## Items from an interface collection

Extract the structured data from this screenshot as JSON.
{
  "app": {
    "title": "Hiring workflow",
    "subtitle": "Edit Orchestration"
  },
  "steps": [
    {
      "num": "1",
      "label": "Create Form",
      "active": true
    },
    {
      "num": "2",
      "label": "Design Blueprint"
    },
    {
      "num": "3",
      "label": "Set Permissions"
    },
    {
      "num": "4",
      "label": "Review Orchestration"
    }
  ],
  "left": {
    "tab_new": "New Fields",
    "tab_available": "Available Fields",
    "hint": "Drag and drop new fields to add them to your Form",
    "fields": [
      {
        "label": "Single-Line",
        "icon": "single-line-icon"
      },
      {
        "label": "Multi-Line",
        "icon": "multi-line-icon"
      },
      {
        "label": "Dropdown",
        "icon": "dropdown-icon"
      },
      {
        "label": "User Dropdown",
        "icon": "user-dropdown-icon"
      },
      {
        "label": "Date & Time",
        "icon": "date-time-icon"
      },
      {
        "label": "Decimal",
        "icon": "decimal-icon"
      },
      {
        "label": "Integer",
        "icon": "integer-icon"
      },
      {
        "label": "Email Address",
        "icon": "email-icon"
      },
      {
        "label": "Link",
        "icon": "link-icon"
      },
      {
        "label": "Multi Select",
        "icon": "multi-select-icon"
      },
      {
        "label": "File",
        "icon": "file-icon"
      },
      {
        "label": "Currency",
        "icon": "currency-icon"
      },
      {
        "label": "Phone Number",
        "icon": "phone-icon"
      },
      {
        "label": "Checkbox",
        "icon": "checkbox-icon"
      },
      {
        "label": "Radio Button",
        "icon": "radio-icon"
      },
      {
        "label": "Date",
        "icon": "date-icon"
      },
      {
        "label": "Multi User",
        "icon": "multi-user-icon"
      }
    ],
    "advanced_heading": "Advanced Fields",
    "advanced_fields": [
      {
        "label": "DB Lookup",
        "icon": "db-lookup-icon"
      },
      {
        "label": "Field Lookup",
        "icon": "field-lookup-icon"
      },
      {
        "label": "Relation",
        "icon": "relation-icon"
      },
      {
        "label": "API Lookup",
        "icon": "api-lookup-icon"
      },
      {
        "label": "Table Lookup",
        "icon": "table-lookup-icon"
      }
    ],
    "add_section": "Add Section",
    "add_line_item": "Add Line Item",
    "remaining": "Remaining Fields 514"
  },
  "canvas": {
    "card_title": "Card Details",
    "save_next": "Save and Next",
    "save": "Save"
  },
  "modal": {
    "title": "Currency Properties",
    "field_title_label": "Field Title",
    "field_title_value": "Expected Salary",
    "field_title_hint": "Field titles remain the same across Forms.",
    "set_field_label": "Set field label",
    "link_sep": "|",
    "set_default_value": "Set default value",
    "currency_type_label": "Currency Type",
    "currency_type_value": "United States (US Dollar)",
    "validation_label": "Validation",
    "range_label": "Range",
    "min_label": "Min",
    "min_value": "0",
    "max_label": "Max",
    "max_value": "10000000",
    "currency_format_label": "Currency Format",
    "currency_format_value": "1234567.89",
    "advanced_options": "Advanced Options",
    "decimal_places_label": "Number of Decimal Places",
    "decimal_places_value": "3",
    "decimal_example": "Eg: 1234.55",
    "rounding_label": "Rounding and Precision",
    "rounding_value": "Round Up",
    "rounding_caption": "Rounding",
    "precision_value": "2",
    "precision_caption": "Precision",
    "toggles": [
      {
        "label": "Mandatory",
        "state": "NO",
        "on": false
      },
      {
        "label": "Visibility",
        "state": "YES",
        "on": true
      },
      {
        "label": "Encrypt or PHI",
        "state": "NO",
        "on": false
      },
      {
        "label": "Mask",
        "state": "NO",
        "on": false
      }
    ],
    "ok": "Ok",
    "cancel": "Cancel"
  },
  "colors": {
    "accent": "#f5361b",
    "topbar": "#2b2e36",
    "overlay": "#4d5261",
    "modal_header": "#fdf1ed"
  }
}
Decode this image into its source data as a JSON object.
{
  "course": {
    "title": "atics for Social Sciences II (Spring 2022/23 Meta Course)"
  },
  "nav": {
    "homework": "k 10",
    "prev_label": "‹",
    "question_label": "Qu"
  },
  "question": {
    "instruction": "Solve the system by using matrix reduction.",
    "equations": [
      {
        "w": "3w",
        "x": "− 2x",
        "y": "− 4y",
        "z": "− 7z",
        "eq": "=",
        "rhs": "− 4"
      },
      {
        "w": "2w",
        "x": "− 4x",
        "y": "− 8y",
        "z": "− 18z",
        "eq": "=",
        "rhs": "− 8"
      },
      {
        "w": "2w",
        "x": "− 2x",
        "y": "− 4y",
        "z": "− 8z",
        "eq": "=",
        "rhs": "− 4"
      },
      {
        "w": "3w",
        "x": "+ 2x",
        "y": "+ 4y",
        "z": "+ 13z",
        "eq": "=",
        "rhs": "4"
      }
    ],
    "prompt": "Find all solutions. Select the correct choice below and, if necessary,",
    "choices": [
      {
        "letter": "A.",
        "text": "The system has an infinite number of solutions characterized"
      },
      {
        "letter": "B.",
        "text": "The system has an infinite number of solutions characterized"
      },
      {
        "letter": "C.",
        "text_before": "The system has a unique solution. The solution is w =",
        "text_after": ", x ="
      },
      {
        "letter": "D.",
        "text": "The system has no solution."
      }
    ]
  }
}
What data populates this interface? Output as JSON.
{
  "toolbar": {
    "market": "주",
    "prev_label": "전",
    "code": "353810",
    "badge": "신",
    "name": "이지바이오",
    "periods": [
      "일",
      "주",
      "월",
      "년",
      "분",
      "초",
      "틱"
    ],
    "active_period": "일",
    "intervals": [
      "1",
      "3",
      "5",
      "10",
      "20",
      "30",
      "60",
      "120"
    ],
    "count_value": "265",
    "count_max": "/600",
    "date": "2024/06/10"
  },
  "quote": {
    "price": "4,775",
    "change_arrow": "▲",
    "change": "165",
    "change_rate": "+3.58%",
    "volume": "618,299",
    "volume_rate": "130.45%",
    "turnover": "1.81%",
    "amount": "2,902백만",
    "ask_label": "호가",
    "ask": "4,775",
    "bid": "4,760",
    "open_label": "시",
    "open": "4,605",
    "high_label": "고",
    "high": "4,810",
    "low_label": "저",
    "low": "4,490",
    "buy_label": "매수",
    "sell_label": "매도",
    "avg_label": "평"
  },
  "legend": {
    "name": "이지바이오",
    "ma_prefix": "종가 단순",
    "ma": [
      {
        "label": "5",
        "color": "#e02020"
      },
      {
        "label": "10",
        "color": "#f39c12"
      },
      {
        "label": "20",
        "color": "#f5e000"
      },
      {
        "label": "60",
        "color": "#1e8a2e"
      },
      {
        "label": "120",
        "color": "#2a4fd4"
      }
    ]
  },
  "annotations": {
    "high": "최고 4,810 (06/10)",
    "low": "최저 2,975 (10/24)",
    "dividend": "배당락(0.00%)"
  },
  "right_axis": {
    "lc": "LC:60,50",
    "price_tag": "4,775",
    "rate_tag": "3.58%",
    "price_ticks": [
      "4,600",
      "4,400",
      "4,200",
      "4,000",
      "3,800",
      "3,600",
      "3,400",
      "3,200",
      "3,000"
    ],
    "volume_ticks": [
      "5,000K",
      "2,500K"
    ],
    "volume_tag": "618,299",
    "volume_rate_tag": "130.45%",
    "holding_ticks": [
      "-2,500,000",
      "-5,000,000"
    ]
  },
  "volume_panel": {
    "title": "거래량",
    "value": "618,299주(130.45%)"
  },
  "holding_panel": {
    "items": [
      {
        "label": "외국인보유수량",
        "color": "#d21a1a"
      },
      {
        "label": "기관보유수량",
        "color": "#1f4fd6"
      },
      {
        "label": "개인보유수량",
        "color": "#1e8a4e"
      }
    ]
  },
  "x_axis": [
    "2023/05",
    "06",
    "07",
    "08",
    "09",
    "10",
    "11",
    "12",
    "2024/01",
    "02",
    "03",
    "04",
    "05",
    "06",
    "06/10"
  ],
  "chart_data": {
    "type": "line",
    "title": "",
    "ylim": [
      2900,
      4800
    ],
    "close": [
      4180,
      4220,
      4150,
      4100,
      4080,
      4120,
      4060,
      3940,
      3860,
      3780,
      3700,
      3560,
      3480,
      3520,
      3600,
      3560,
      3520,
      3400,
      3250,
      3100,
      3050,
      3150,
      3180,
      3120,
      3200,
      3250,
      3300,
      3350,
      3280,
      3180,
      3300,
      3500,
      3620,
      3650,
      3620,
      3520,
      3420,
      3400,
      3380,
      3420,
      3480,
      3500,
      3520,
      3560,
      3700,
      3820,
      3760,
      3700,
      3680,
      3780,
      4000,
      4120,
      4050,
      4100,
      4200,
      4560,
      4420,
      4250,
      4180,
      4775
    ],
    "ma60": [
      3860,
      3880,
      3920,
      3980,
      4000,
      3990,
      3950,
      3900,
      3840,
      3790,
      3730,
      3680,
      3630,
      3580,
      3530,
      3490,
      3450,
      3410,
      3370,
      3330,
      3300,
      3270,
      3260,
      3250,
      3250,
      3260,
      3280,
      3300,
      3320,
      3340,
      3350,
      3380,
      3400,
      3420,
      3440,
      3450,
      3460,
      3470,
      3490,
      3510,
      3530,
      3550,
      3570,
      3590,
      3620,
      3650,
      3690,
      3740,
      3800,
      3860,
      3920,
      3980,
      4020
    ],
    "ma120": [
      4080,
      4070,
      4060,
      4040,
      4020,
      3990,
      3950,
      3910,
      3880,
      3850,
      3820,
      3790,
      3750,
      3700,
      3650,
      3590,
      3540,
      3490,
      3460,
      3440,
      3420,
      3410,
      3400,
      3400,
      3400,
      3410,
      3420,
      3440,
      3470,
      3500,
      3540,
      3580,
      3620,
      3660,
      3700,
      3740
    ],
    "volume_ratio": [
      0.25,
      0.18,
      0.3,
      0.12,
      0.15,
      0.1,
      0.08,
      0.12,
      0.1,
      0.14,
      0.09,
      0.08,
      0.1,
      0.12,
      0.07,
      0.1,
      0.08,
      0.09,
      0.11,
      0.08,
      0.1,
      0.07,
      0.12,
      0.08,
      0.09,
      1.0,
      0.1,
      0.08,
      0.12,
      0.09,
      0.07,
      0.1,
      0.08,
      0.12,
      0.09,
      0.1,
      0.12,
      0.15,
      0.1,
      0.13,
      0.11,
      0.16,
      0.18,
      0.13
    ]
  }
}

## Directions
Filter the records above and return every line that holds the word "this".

## Task response
Extract the structured data from this screenshot as JSON.
Decode this image into its source data as a JSON object.
What data populates this interface? Output as JSON.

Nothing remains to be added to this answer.